* _Problem to work on_:
Locate the word "will" in the entries below, then gather every line that holds it.

* _Data in this exercise_:
# # #

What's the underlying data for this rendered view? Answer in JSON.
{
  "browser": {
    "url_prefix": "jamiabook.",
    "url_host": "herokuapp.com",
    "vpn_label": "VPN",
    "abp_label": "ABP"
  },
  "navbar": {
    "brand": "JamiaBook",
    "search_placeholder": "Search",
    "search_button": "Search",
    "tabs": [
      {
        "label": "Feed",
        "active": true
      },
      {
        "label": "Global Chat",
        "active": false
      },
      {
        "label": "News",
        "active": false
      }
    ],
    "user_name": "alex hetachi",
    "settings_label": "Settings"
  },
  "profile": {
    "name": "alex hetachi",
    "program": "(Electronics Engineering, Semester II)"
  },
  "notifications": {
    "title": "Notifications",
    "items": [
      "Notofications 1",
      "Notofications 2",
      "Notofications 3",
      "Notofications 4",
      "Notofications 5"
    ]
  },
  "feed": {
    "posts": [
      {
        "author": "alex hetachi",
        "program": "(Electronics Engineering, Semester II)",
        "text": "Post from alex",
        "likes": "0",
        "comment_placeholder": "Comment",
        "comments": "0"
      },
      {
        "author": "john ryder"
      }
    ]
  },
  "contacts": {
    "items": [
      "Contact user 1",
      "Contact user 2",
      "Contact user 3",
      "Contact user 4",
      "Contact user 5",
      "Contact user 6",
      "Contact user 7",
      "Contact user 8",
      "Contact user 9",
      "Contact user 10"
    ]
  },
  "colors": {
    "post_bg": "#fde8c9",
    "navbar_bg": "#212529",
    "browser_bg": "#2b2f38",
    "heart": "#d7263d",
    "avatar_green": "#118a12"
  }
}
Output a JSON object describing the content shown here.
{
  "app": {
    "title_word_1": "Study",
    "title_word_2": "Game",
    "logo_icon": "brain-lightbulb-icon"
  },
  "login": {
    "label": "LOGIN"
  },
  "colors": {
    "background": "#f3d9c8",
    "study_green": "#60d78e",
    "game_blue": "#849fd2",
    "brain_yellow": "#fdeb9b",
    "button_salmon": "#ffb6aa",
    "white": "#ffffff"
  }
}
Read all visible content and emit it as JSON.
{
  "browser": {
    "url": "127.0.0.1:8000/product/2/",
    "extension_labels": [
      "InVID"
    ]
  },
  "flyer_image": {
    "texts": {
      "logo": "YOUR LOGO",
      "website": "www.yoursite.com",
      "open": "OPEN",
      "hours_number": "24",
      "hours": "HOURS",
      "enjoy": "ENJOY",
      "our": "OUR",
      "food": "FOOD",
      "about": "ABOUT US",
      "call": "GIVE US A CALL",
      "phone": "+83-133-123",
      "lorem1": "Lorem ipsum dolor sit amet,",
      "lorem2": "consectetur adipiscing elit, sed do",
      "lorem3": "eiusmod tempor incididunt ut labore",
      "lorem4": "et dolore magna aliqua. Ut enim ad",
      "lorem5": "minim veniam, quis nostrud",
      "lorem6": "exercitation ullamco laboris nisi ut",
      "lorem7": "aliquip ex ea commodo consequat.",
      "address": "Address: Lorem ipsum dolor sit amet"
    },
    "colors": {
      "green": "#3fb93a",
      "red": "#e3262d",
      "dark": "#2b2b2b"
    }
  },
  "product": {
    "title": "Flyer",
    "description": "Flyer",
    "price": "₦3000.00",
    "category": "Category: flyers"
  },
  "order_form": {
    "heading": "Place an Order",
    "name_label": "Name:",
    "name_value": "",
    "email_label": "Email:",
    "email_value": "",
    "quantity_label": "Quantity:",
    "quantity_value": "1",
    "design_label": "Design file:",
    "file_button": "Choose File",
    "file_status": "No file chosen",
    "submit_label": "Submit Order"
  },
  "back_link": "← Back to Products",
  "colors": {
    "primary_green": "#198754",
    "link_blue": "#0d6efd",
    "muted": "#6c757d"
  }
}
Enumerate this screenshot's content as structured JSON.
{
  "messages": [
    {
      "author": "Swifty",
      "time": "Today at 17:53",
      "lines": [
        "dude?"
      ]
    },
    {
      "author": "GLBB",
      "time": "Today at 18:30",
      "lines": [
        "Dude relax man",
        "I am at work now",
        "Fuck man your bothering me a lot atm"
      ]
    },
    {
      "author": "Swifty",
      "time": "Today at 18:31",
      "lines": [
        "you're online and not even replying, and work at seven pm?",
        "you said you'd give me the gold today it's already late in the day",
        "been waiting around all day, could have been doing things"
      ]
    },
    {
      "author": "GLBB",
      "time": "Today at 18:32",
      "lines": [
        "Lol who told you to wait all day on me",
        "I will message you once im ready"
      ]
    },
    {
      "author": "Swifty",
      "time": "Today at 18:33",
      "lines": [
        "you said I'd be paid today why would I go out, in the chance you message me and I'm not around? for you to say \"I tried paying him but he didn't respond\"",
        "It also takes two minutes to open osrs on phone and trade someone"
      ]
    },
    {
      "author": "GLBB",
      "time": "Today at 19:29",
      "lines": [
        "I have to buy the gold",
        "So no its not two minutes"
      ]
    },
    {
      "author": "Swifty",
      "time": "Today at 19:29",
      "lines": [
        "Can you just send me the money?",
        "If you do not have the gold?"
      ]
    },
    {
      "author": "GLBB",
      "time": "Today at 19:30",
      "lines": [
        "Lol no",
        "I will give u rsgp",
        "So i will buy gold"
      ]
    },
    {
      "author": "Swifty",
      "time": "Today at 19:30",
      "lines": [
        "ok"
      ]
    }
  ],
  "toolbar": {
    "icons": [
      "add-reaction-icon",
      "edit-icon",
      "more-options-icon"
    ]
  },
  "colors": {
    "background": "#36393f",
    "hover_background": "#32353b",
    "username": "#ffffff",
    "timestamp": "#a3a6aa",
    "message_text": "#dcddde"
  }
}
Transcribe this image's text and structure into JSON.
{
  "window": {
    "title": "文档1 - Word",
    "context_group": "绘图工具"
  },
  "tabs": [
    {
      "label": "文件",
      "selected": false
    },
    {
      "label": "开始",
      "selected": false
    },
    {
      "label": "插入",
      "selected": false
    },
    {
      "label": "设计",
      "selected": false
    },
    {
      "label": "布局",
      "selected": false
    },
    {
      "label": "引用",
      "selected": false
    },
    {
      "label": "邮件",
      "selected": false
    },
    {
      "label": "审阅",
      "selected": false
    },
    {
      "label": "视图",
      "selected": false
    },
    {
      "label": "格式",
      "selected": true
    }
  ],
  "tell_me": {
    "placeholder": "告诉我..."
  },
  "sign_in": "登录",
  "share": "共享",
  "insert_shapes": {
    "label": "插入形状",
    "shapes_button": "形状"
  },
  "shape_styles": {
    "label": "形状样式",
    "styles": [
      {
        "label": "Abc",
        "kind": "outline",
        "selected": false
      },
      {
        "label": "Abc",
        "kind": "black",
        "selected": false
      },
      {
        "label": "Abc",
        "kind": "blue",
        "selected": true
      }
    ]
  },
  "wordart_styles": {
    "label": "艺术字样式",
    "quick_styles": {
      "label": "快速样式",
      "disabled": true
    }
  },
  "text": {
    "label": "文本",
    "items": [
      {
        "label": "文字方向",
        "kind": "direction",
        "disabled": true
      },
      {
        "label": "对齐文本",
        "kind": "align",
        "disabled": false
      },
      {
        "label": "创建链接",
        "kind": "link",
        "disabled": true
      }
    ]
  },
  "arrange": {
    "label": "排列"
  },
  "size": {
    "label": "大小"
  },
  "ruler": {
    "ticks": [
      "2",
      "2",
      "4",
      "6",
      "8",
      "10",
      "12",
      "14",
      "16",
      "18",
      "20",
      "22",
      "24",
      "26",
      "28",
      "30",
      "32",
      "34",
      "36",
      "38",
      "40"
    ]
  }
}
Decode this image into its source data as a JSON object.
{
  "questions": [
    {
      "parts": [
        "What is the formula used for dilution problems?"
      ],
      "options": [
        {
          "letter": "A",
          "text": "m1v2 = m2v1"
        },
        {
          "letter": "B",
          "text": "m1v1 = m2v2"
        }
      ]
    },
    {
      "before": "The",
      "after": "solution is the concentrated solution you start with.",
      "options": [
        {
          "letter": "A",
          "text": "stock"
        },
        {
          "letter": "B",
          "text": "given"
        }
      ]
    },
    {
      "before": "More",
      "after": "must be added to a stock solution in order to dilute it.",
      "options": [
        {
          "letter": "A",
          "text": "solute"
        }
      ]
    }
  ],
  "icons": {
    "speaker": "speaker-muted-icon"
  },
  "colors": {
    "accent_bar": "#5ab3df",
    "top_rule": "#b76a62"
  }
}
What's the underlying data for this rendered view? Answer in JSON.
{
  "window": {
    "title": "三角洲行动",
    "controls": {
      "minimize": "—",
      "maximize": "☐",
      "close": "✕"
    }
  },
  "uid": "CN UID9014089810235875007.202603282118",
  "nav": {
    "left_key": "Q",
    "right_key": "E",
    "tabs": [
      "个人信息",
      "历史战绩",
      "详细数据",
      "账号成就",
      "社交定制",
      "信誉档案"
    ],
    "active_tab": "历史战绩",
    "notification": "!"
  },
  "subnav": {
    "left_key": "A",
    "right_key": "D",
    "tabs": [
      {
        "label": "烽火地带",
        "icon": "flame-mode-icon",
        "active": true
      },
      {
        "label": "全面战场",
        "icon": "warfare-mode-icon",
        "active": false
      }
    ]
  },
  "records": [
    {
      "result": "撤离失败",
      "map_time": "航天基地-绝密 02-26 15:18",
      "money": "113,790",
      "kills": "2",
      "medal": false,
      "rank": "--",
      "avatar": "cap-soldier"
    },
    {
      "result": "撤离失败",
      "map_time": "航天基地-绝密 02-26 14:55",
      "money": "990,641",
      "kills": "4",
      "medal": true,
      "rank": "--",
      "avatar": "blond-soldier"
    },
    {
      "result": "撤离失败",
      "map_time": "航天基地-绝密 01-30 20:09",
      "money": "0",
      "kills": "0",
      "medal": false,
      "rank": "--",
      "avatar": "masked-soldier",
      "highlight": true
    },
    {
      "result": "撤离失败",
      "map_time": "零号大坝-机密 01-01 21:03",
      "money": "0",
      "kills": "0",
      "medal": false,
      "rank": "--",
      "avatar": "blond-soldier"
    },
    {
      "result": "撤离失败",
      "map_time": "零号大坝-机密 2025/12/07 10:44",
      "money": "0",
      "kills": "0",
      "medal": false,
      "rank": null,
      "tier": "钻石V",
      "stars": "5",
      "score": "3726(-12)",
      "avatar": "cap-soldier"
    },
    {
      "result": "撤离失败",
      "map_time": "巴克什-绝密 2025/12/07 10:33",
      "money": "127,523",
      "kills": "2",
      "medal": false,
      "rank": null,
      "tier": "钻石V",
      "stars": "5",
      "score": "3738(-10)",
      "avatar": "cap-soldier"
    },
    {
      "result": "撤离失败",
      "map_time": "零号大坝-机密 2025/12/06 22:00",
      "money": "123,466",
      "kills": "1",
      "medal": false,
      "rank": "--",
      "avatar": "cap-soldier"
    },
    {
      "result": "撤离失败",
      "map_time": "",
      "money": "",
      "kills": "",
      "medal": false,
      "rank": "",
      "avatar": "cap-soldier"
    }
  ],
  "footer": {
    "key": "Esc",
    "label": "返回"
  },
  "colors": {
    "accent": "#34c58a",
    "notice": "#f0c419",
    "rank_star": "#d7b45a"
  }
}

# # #

* _Your solution_:
        "I will message you once im ready"
        "I will give u rsgp",
        "So i will buy gold"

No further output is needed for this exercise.